In the entries that follow, find the word "Patio" and report each line it is on.
START Provided material
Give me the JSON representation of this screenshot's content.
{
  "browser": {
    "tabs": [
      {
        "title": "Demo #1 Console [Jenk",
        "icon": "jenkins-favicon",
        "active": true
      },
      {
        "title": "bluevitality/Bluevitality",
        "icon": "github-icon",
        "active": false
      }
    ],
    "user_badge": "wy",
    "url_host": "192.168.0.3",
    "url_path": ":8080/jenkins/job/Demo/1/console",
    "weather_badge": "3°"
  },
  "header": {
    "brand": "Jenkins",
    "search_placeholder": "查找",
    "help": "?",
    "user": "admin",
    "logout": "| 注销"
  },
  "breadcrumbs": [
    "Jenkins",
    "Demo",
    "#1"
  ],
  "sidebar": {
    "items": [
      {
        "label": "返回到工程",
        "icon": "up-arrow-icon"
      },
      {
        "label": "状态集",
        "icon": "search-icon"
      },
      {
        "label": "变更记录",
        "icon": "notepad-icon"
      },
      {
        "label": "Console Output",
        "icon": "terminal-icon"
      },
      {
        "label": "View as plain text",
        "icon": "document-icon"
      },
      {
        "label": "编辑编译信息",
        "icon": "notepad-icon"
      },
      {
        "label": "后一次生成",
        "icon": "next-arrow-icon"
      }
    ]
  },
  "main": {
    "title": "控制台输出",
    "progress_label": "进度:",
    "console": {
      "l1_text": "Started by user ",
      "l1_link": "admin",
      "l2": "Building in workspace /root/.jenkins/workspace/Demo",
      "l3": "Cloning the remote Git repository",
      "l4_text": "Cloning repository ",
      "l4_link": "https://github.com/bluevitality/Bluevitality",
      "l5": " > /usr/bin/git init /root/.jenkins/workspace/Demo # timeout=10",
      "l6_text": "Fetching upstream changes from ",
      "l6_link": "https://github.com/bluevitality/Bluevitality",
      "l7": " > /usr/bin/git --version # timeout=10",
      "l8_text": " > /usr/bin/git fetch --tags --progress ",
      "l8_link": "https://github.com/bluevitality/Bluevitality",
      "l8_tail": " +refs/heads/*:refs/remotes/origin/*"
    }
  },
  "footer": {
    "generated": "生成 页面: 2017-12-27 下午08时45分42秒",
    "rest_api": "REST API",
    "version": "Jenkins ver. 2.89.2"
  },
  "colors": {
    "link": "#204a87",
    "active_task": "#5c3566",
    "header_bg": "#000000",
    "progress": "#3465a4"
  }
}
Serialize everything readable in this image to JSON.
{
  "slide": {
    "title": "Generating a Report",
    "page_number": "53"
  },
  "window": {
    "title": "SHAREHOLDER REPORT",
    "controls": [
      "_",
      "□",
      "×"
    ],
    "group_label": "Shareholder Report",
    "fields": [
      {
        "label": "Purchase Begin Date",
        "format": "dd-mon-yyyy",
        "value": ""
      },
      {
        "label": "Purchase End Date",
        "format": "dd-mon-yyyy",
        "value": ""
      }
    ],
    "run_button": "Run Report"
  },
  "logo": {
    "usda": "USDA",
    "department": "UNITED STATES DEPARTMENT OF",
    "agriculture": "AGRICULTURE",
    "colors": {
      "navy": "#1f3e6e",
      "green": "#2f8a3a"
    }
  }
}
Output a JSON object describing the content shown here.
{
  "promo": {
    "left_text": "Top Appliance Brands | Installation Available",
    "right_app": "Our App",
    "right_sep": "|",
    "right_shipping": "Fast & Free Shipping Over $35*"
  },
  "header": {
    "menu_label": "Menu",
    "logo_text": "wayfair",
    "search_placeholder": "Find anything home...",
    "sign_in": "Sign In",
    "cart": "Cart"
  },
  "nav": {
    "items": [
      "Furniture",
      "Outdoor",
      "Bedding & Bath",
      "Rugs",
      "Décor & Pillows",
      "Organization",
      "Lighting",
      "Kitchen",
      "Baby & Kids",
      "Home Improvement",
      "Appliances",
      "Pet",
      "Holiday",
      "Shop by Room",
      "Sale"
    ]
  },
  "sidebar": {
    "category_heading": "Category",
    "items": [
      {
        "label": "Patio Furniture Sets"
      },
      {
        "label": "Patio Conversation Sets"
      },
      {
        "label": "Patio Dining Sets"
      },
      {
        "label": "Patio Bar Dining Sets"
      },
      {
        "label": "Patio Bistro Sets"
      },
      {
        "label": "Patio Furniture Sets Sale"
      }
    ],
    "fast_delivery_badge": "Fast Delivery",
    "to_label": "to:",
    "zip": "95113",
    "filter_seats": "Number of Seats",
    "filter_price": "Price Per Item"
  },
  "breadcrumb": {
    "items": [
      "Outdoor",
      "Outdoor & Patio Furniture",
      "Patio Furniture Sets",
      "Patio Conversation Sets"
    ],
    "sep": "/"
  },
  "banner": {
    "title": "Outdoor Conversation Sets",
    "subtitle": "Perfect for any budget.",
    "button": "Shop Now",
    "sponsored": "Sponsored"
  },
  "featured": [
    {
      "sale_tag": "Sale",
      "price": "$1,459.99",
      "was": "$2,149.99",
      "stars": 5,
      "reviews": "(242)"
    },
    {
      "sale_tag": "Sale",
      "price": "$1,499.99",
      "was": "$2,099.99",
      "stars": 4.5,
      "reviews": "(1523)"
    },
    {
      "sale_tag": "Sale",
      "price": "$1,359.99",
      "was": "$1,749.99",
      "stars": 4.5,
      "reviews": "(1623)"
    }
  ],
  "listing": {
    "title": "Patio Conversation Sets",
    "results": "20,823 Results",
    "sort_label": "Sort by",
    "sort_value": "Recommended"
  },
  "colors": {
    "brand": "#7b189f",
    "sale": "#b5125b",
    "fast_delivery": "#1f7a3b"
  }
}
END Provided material
▶ Task solution
        "label": "Patio Furniture Sets"
        "label": "Patio Conversation Sets"
        "label": "Patio Dining Sets"
        "label": "Patio Bar Dining Sets"
        "label": "Patio Bistro Sets"
        "label": "Patio Furniture Sets Sale"
      "Outdoor & Patio Furniture",
      "Patio Furniture Sets",
      "Patio Conversation Sets"
    "title": "Patio Conversation Sets",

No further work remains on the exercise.